Rococo brief

  1. 1. Rococo (1715 – 1774) Upasna rana 1410418
  2. 2. Rococo • Rococo is derived from the French word, Rocaille [roh-kahy ]: a rock/shell ornamentation used in garden architecture. • The Rococo period followed the Baroque period and is associated primarily with France in the 18th century (1700s). • 1715 – 1774 • Rococo rejected the traditional themes of heroes and mythology and instead focused on representing the carefree life characteristic of the aristocratic patrons • The court of the French kings, at the palace of Versailles, was the magnificent setting for the merry lives of the French nobility in the 18th century.
  3. 3. Characteristics of Rococo period • Elegance • Gaiety • Decorative • Bright or pastel colors • Excessive ornamentation • a light, fanciful, feminine approach to decoration • the preoccupation of society with a romantic view of life, and a tendency towards eroticism and superficiality • In architecture, the style is mostly limited to the exterior facade ornamentation.
  4. 4. Rococo Architecture
  5. 5. • Shift from the classical to the expressionistic • Ornate, fanciful and often playful artwork and architectural decoration • Round arches, cornices, pilasters - and the principle of symmetry • Overlaid with swags, shell and plant forms as to appear to melt Hospicio de San Fernando (Madrid, 1722)Church of Il Gesù (Rome, 1584)
  6. 6. The Mirror Room – Amalienburg Palace (Munich 1734) A pavilion for Royal relaxation by François de Cuvilliers Boiserie [bwah-zuh-ree]: Interior Sculptured Wall Paneling (usually floor to ceiling) as a rule enriched by carving, gilding, and painting
  7. 7. Furniture and Decoration
  8. 8. Louis XVI Cabriole Legs: tapering legs curving outward at the top and inward farther down so as to end in a round pad, the semblance of an animal's paw) The chair was designed for the human body, in contrast to the sculptural approach to furniture in the Classical Baroque.
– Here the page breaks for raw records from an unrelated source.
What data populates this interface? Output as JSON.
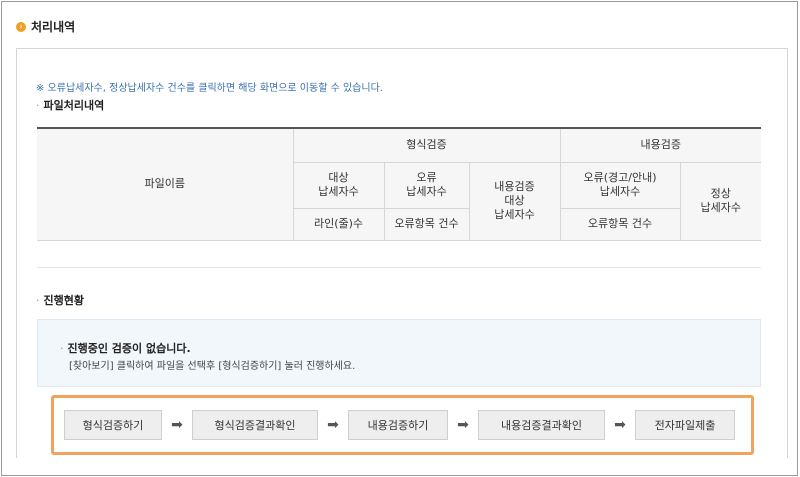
{
  "header": {
    "title": "처리내역"
  },
  "notice": "※ 오류납세자수, 정상납세자수 건수를 클릭하면 해당 화면으로 이동할 수 있습니다.",
  "file_section": {
    "title": "파일처리내역"
  },
  "table": {
    "col_filename": "파일이름",
    "group_format": "형식검증",
    "group_content": "내용검증",
    "target_taxpayers": "대상\n납세자수",
    "error_taxpayers": "오류\n납세자수",
    "content_target_taxpayers": "내용검증\n대상\n납세자수",
    "content_error_taxpayers": "오류(경고/안내)\n납세자수",
    "normal_taxpayers": "정상\n납세자수",
    "line_count": "라인(줄)수",
    "error_items_1": "오류항목 건수",
    "error_items_2": "오류항목 건수"
  },
  "progress_section": {
    "title": "진행현황"
  },
  "status": {
    "headline": "진행중인 검증이 없습니다.",
    "hint": "[찾아보기] 클릭하여 파일을 선택후 [형식검증하기] 눌러 진행하세요."
  },
  "steps": {
    "format_check": "형식검증하기",
    "format_result": "형식검증결과확인",
    "content_check": "내용검증하기",
    "content_result": "내용검증결과확인",
    "submit": "전자파일제출"
  },
  "icons": {
    "title_icon": "chevron-right-circle-icon",
    "step_arrow": "arrow-right-icon"
  },
  "colors": {
    "accent": "#f0a020",
    "step_border": "#f0a35c",
    "notice": "#3a6fb0"
  }
}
Louis XIV Louis XV
  9. 9. French Rococo Commode (storage cabinet) Serpentine curves illustrate decoration as organic growth German Rococo (1765) Console Table (usually topped with a mirror)
  10. 10. Paintings
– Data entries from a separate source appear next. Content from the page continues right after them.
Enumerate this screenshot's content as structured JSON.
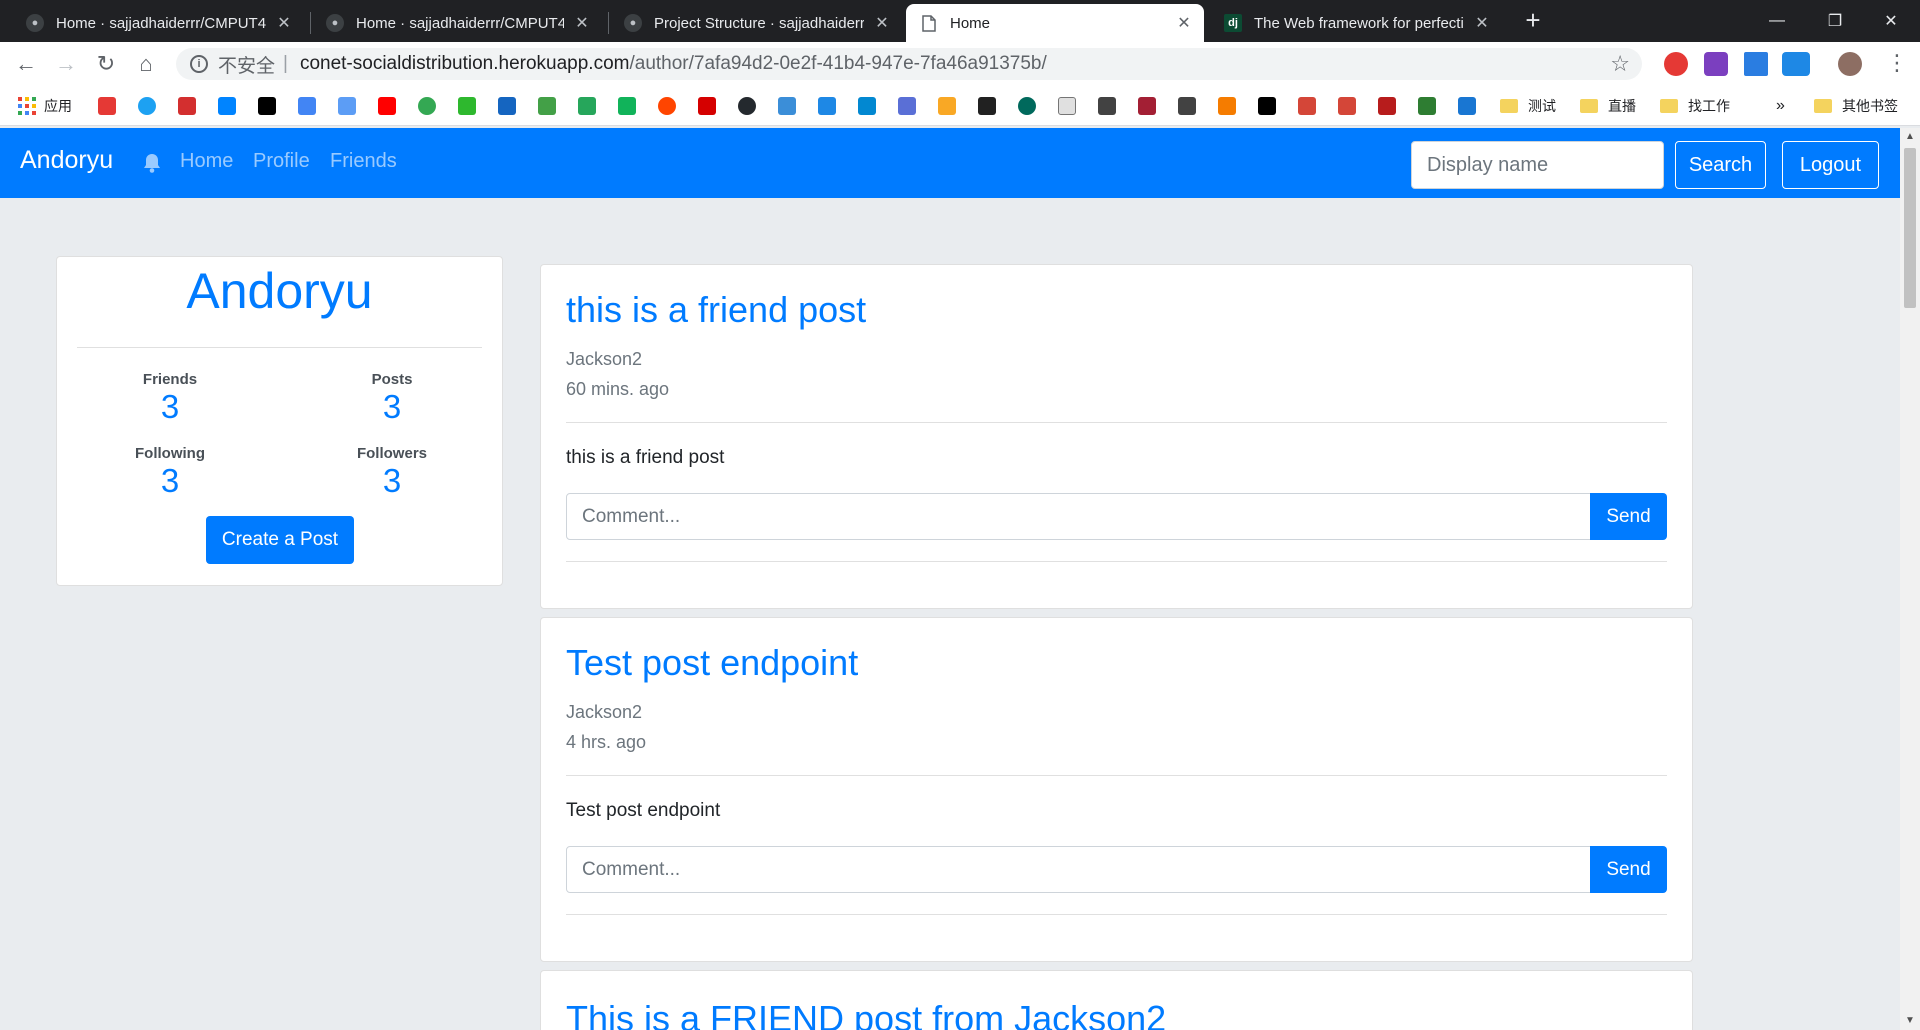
{
  "browser": {
    "tabs": [
      {
        "title": "Home · sajjadhaiderrr/CMPUT404",
        "active": false,
        "icon": "github-icon"
      },
      {
        "title": "Home · sajjadhaiderrr/CMPUT404",
        "active": false,
        "icon": "github-icon"
      },
      {
        "title": "Project Structure · sajjadhaiderrr",
        "active": false,
        "icon": "github-icon"
      },
      {
        "title": "Home",
        "active": true,
        "icon": "document-icon"
      },
      {
        "title": "The Web framework for perfectionists",
        "active": false,
        "icon": "django-icon",
        "icon_text": "dj"
      }
    ],
    "address": {
      "security_label": "不安全",
      "separator": "|",
      "domain": "conet-socialdistribution.herokuapp.com",
      "path": "/author/7afa94d2-0e2f-41b4-947e-7fa46a91375b/"
    },
    "bookmarks": {
      "apps_label": "应用",
      "folders": [
        "测试",
        "直播",
        "找工作"
      ],
      "overflow": "»",
      "other_label": "其他书签"
    }
  },
  "navbar": {
    "brand": "Andoryu",
    "links": [
      "Home",
      "Profile",
      "Friends"
    ],
    "search_placeholder": "Display name",
    "search_button": "Search",
    "logout_button": "Logout"
  },
  "profile": {
    "name": "Andoryu",
    "stats": {
      "friends_label": "Friends",
      "friends": "3",
      "posts_label": "Posts",
      "posts": "3",
      "following_label": "Following",
      "following": "3",
      "followers_label": "Followers",
      "followers": "3"
    },
    "create_post_button": "Create a Post"
  },
  "posts": [
    {
      "title": "this is a friend post",
      "author": "Jackson2",
      "time": "60 mins. ago",
      "body": "this is a friend post",
      "comment_placeholder": "Comment...",
      "send_label": "Send"
    },
    {
      "title": "Test post endpoint",
      "author": "Jackson2",
      "time": "4 hrs. ago",
      "body": "Test post endpoint",
      "comment_placeholder": "Comment...",
      "send_label": "Send"
    },
    {
      "title": "This is a FRIEND post from Jackson2"
    }
  ],
  "colors": {
    "primary": "#007bff",
    "page_bg": "#e9ecef",
    "tab_strip": "#202124"
  }
}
  11. 11. French Rococo painting in general was characterized by easygoing, light-hearted treatments of mythological and courtship themes, rich and delicate brushwork, a relatively light tonal key, and sensuous coloring. Jean-Honoré Fragonard “The Swing” (1767)
  12. 12. This is a scene of wish- fullfilment - a warm dusk in the marble-vaulted summer- house of an Italian garden. There is music from a rustic band, dancing in fancy-dress, romance, flirtation and chat. Watteau provides a glimpse of Earthly Paradise for the urbane. To the eighteenth - century viewer this scene would have appeared far more informal than it does to us. This scene would have conveyed the idea of liberty. Antoine Watteau “Les Plaisirs du Bal” (Pleasures of the Ball) (c. 1719)
  13. 13. Thank you

×